Data shown |
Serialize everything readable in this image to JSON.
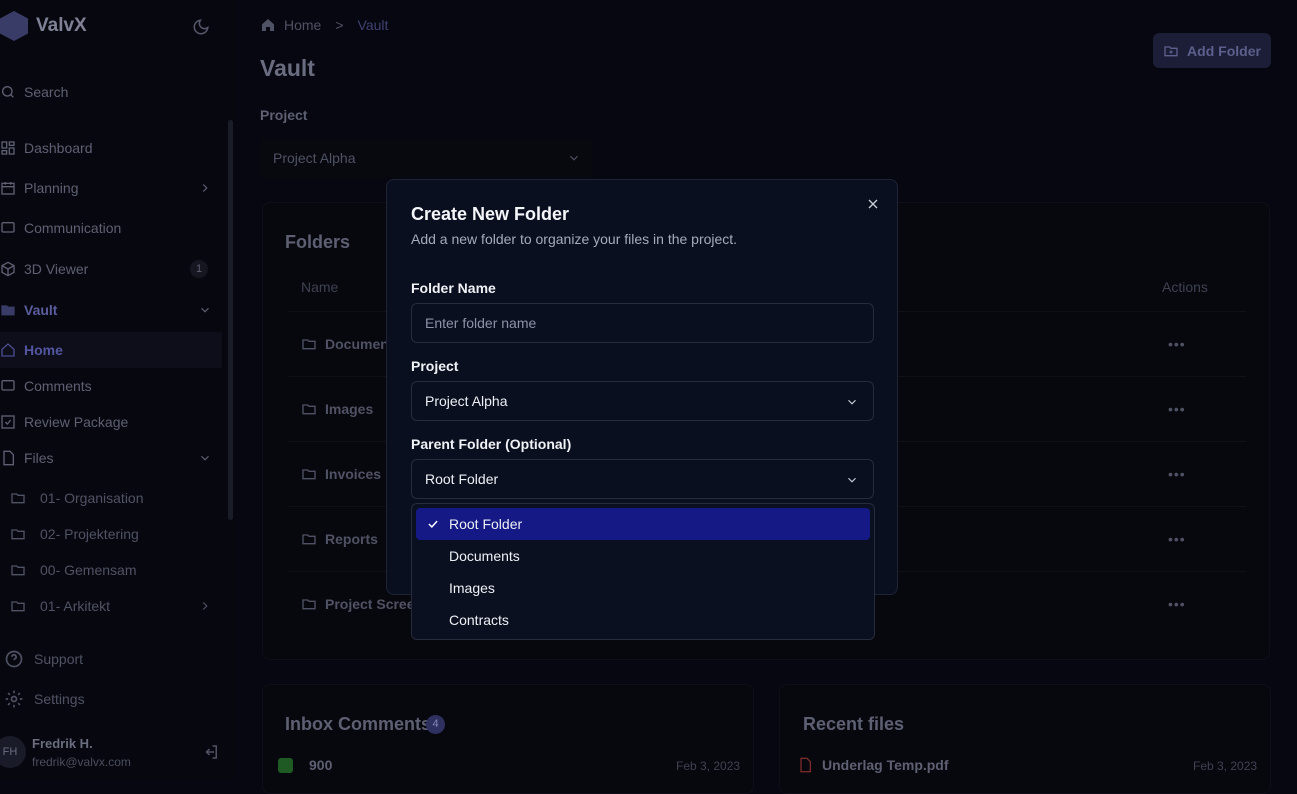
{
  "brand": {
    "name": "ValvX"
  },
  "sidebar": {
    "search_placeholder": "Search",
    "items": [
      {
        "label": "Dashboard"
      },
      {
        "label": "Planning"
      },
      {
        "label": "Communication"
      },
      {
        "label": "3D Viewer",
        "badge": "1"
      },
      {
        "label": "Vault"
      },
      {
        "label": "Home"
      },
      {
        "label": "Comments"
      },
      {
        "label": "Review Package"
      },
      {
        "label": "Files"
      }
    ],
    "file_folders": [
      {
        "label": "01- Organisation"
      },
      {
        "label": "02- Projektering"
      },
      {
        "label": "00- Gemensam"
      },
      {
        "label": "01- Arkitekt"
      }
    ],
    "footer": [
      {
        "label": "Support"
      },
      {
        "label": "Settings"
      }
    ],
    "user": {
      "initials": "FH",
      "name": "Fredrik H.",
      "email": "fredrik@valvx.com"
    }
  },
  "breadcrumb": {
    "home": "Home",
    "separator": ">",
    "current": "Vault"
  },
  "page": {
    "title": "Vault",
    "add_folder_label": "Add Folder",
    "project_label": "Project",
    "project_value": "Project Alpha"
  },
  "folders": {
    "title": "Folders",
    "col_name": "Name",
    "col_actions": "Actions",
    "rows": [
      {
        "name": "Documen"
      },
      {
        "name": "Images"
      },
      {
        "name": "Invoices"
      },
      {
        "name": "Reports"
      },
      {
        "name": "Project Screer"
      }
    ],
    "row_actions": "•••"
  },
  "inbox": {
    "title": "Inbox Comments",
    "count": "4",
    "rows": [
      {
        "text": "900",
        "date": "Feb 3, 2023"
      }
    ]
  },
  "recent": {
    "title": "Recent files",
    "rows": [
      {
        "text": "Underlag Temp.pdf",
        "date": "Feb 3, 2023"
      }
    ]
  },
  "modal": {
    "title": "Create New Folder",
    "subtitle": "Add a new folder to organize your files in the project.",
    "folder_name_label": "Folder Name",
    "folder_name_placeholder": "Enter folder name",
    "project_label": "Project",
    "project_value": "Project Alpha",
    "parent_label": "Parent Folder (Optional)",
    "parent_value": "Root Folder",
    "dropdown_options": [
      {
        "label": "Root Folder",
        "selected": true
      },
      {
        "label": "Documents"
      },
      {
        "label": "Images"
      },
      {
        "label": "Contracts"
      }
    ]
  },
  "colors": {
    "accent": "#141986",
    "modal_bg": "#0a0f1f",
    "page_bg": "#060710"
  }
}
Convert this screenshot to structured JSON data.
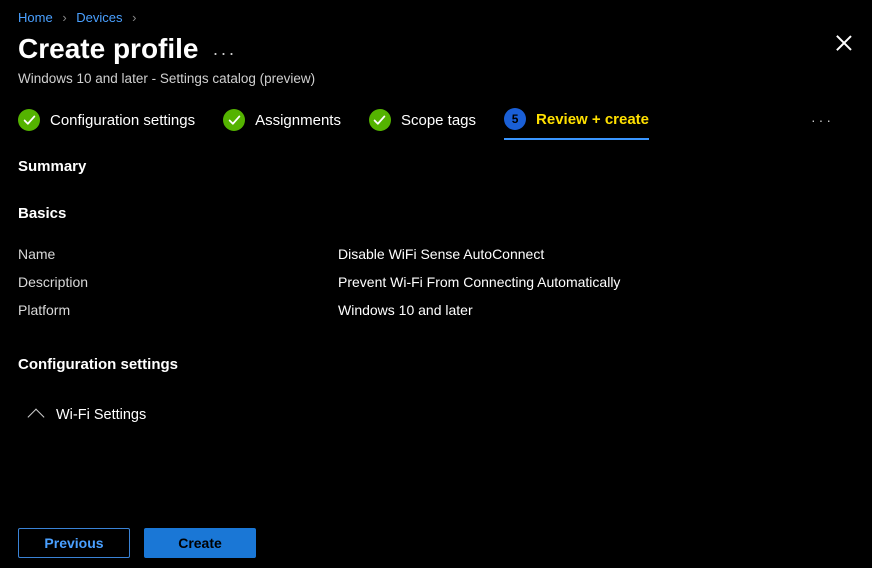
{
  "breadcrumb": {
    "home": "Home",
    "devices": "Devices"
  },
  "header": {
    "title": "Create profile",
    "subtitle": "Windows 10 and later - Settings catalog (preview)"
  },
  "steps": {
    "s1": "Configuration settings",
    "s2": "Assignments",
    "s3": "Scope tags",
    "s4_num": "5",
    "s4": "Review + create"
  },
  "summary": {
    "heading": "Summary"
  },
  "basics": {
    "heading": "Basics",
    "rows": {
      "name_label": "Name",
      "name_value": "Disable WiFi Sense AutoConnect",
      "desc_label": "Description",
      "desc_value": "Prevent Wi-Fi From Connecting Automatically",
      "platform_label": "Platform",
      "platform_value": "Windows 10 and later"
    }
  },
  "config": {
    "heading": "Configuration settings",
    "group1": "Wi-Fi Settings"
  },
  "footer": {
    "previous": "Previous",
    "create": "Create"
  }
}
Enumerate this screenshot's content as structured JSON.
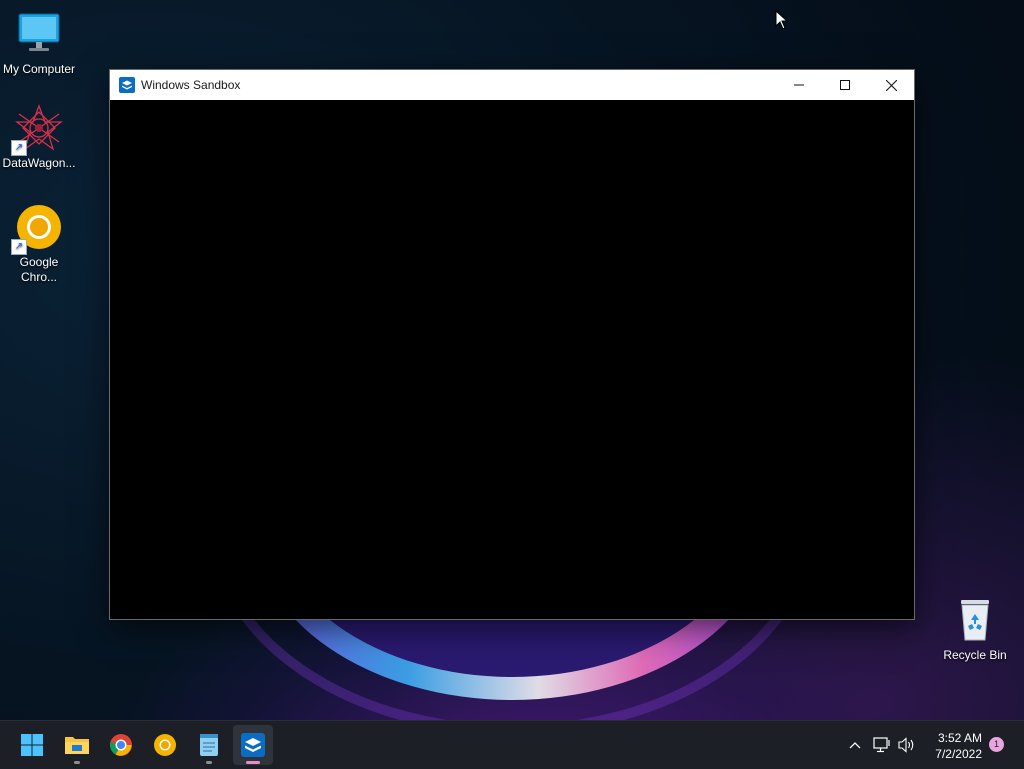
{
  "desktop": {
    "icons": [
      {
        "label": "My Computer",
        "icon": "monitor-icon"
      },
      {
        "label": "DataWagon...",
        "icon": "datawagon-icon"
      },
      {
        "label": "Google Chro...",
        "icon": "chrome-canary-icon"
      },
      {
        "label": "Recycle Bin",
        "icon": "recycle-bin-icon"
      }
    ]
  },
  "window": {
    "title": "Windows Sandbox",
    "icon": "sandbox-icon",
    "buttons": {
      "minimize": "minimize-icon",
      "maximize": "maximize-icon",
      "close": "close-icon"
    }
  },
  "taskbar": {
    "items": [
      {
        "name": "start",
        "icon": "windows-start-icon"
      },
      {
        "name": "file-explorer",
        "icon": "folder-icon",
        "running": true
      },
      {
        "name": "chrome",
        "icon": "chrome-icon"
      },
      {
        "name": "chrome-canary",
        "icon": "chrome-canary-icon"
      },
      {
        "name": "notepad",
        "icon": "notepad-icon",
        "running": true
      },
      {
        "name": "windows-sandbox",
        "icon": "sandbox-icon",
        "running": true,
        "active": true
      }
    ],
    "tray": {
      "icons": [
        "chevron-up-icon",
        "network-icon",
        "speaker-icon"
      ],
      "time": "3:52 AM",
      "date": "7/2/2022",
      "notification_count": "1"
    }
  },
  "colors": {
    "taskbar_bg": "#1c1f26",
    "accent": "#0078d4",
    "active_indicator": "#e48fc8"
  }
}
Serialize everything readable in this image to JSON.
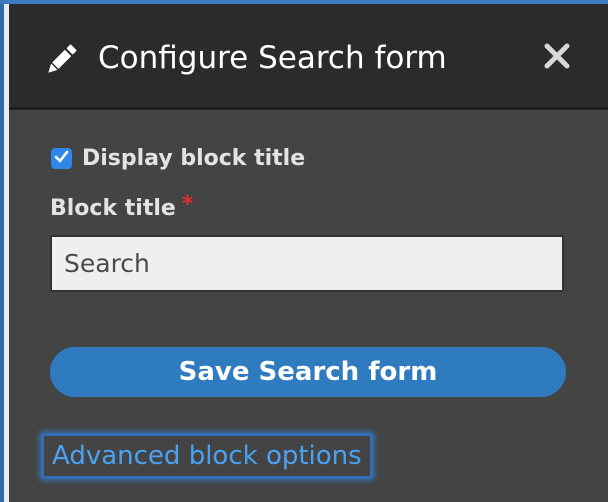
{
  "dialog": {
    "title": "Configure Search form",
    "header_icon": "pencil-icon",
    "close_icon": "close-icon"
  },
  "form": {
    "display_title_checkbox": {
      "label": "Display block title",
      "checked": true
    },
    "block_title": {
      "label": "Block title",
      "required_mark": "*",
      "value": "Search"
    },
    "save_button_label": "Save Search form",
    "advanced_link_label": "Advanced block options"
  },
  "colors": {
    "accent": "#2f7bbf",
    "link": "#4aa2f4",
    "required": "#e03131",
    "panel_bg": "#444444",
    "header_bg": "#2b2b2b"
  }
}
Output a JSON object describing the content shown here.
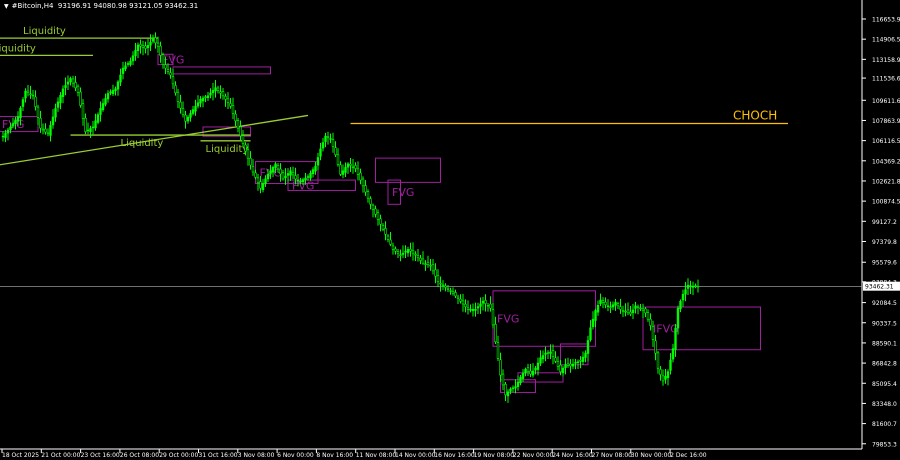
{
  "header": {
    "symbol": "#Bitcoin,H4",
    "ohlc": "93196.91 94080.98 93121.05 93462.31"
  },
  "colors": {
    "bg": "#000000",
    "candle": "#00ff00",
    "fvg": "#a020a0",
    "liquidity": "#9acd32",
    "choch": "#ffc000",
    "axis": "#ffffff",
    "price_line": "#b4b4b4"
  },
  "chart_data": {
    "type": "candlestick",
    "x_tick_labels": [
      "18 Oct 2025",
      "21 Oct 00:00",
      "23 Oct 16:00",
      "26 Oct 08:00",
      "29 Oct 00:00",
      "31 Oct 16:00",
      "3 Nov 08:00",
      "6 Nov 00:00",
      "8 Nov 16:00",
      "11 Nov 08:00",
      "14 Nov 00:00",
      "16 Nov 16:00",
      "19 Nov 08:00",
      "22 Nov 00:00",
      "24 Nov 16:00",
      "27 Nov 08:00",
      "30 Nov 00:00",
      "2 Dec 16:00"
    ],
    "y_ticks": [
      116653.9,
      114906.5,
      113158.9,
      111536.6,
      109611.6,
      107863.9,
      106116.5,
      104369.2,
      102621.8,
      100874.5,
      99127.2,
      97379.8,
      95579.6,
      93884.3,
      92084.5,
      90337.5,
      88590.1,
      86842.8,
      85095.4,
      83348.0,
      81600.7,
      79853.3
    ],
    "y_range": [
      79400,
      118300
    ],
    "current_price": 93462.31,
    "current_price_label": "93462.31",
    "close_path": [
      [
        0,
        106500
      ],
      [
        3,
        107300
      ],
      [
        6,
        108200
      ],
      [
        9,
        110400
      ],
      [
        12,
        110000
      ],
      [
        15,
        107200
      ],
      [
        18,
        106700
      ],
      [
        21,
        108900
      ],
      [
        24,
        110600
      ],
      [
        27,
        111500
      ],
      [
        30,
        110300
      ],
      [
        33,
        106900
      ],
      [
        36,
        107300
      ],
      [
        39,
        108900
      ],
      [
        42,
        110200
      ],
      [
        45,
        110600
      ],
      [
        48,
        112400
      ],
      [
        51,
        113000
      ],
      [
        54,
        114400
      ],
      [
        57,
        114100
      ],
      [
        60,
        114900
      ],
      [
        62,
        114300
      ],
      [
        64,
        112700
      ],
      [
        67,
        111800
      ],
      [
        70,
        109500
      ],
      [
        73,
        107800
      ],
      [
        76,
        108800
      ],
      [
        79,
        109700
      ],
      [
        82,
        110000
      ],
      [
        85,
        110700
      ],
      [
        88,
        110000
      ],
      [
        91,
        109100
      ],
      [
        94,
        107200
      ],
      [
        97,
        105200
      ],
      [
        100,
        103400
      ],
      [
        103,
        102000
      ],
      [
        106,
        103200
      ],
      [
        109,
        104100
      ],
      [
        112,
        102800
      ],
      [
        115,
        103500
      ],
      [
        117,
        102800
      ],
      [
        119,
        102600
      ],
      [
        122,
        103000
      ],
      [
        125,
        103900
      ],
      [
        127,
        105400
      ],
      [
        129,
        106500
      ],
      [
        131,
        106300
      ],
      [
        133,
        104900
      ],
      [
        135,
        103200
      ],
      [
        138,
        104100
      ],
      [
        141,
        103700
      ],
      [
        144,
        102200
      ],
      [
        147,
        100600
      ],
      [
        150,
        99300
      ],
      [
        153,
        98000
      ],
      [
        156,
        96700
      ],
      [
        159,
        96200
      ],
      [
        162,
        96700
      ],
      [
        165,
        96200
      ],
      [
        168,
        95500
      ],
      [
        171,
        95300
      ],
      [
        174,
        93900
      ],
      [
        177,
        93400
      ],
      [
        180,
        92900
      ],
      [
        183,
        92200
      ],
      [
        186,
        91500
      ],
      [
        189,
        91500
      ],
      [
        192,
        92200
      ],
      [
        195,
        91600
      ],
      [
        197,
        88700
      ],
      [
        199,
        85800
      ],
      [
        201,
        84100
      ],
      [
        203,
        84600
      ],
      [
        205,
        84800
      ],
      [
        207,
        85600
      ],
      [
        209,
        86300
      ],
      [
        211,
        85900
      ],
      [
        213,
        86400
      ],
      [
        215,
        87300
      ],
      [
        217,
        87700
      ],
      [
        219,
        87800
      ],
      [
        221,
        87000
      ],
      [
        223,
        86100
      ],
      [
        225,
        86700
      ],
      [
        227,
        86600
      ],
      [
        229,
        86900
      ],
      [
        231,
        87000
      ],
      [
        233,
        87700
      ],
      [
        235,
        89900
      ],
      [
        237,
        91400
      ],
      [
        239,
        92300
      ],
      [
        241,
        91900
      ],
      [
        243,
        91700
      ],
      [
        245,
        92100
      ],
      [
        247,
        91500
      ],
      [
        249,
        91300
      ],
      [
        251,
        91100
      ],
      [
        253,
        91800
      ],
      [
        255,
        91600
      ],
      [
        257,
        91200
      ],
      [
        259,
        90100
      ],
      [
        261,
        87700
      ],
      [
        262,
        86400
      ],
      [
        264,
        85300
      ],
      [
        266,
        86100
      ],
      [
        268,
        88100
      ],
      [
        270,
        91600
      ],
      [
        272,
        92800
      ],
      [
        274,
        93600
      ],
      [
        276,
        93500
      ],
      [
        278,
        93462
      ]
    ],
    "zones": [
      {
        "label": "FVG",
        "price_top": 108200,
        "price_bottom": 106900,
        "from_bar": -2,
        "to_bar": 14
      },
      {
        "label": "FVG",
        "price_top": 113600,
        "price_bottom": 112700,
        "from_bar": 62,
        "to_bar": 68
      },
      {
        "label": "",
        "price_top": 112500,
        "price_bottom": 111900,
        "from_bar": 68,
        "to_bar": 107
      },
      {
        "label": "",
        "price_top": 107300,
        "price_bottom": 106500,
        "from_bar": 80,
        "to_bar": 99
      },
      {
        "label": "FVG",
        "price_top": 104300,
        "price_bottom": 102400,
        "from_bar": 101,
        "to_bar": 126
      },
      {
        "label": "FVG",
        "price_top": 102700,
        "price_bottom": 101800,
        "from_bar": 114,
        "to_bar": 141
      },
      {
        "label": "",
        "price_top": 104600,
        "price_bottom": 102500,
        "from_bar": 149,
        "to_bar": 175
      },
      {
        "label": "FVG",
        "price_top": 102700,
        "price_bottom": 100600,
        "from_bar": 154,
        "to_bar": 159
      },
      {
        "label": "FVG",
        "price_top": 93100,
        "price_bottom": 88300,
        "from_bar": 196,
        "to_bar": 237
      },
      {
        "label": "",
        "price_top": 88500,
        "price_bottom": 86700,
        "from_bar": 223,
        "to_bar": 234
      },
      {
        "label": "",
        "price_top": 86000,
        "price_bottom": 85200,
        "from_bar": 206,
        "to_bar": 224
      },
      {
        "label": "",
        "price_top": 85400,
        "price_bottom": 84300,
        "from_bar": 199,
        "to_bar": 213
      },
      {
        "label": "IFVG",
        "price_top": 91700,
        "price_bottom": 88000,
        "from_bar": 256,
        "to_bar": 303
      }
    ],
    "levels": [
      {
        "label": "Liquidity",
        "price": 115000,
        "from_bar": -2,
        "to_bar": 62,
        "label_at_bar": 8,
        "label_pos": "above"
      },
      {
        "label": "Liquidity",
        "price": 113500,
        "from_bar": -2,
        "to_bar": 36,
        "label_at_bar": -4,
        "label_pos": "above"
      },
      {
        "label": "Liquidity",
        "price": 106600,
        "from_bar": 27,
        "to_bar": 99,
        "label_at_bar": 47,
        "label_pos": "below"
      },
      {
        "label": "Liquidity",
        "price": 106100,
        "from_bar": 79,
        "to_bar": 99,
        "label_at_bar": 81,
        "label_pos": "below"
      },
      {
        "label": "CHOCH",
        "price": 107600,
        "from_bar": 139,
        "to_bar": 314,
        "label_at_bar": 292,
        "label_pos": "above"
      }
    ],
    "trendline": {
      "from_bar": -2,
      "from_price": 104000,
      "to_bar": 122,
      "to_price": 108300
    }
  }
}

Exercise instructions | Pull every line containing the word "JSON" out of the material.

Reply |
Serialize everything readable in this image to JSON.
Convert this screenshot to structured JSON data.
Enumerate this screenshot's content as structured JSON.
Serialize everything readable in this image to JSON.
Output a JSON object describing the content shown here.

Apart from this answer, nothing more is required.